Would you repeat the listing below exactly, with no pictures in it?
┌──
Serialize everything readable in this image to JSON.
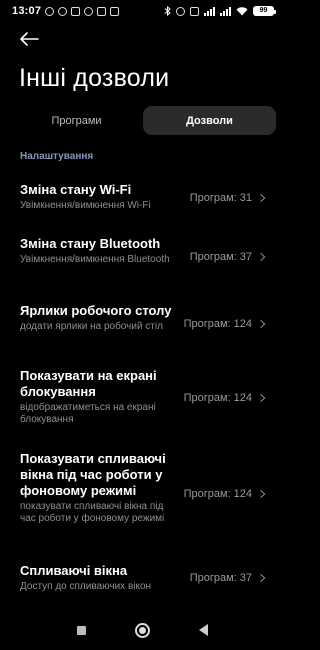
{
  "status_bar": {
    "time": "13:07",
    "battery": "99",
    "left_icons": [
      "alarm-icon",
      "clock-icon",
      "notification-icon",
      "cloud-icon",
      "mail-icon",
      "sim-icon"
    ],
    "right_icons": [
      "bluetooth-icon",
      "vibrate-icon",
      "nfc-icon",
      "signal-bars-icon",
      "signal-bars-icon",
      "wifi-icon"
    ]
  },
  "header": {
    "back_icon": "arrow-left-icon",
    "title": "Інші дозволи"
  },
  "tabs": [
    {
      "label": "Програми",
      "active": false
    },
    {
      "label": "Дозволи",
      "active": true
    }
  ],
  "section": {
    "title": "Налаштування"
  },
  "rows": [
    {
      "title": "Зміна стану Wi-Fi",
      "subtitle": "Увімкнення/вимкнення Wi-Fi",
      "value": "Програм: 31"
    },
    {
      "title": "Зміна стану Bluetooth",
      "subtitle": "Увімкнення/вимкнення Bluetooth",
      "value": "Програм: 37"
    },
    {
      "title": "Ярлики робочого столу",
      "subtitle": "додати ярлики на робочий стіл",
      "value": "Програм: 124"
    },
    {
      "title": "Показувати на екрані блокування",
      "subtitle": "відображатиметься на екрані блокування",
      "value": "Програм: 124"
    },
    {
      "title": "Показувати спливаючі вікна під час роботи у фоновому режимі",
      "subtitle": "показувати спливаючі вікна під час роботи у фоновому режимі",
      "value": "Програм: 124"
    },
    {
      "title": "Спливаючі вікна",
      "subtitle": "Доступ до спливаючих вікон",
      "value": "Програм: 37"
    }
  ],
  "nav": {
    "recents_icon": "square-icon",
    "home_icon": "circle-icon",
    "back_icon": "triangle-back-icon"
  },
  "colors": {
    "background": "#000000",
    "section_header": "#8a96b8",
    "tab_active_bg": "#2b2b2b"
  }
}
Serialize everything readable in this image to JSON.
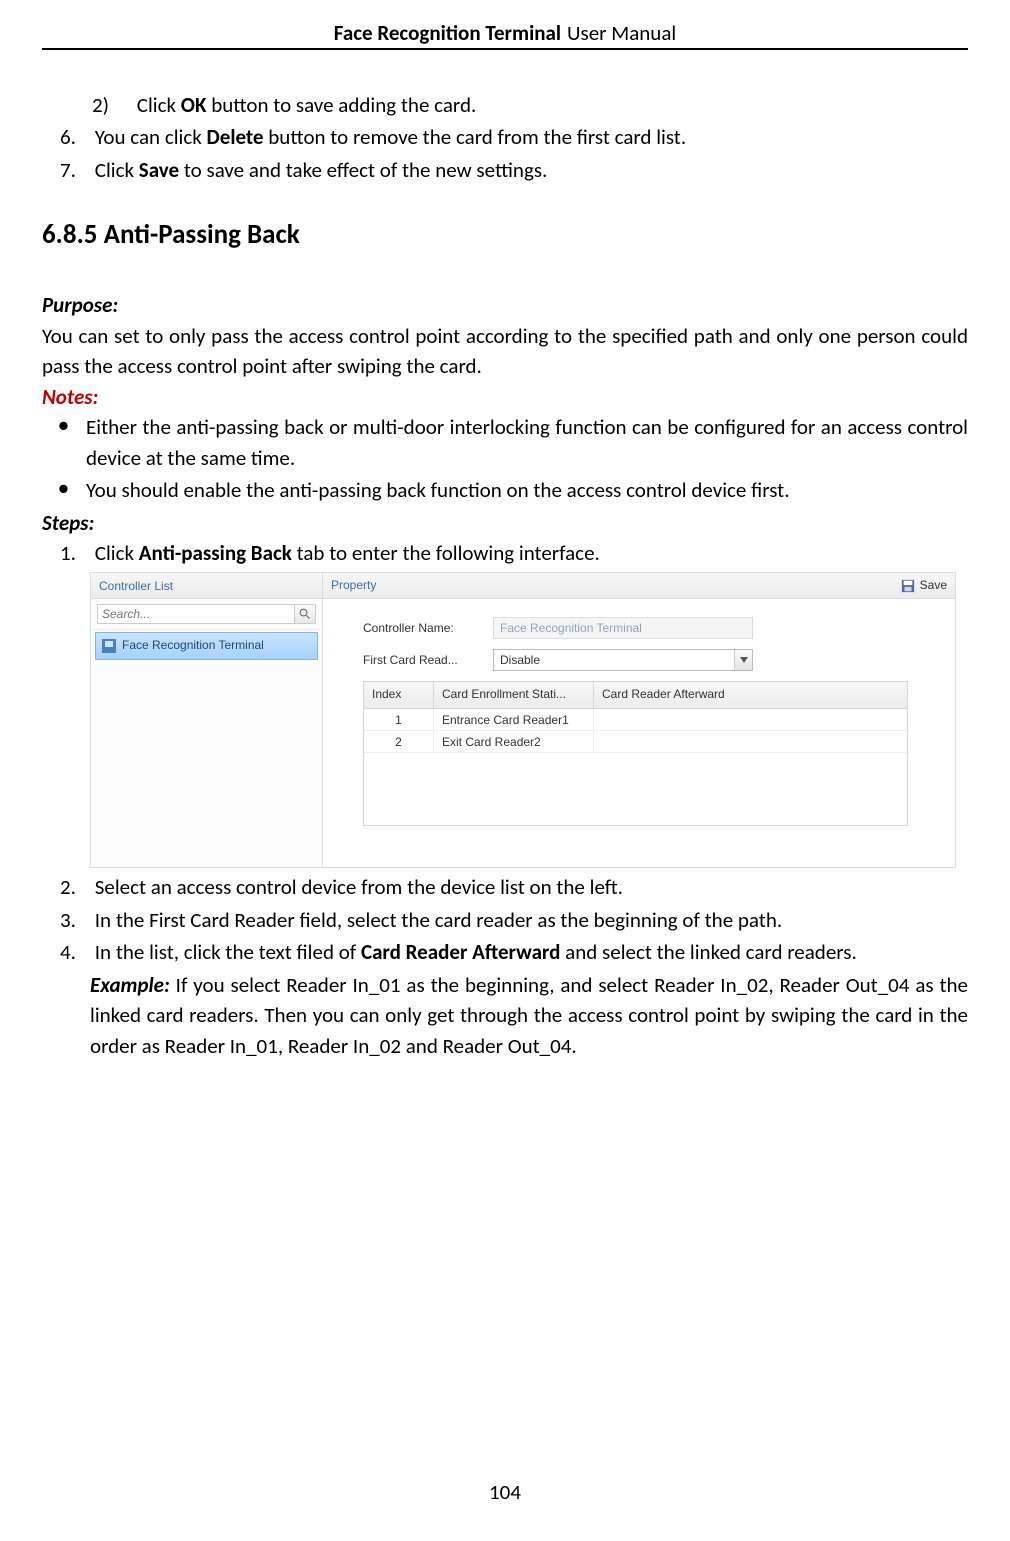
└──
TASK ANSWER.
Serialize everything readable in this image to JSON.
{
  "status_bar": {
    "time": "13:07",
    "battery": "99",
    "left_icons": [
      "alarm-icon",
      "clock-icon",
      "notification-icon",
      "cloud-icon",
      "mail-icon",
      "sim-icon"
    ],
    "right_icons": [
      "bluetooth-icon",
      "vibrate-icon",
      "nfc-icon",
      "signal-bars-icon",
      "signal-bars-icon",
      "wifi-icon"
    ]
  },
  "header": {
    "back_icon": "arrow-left-icon",
    "title": "Інші дозволи"
  },
  "tabs": [
    {
      "label": "Програми",
      "active": false
    },
    {
      "label": "Дозволи",
      "active": true
    }
  ],
  "section": {
    "title": "Налаштування"
  },
  "rows": [
    {
      "title": "Зміна стану Wi-Fi",
      "subtitle": "Увімкнення/вимкнення Wi-Fi",
      "value": "Програм: 31"
    },
    {
      "title": "Зміна стану Bluetooth",
      "subtitle": "Увімкнення/вимкнення Bluetooth",
      "value": "Програм: 37"
    },
    {
      "title": "Ярлики робочого столу",
      "subtitle": "додати ярлики на робочий стіл",
      "value": "Програм: 124"
    },
    {
      "title": "Показувати на екрані блокування",
      "subtitle": "відображатиметься на екрані блокування",
      "value": "Програм: 124"
    },
    {
      "title": "Показувати спливаючі вікна під час роботи у фоновому режимі",
      "subtitle": "показувати спливаючі вікна під час роботи у фоновому режимі",
      "value": "Програм: 124"
    },
    {
      "title": "Спливаючі вікна",
      "subtitle": "Доступ до спливаючих вікон",
      "value": "Програм: 37"
    }
  ],
  "nav": {
    "recents_icon": "square-icon",
    "home_icon": "circle-icon",
    "back_icon": "triangle-back-icon"
  },
  "colors": {
    "background": "#000000",
    "section_header": "#8a96b8",
    "tab_active_bg": "#2b2b2b"
  }
}
Serialize everything readable in this image to JSON.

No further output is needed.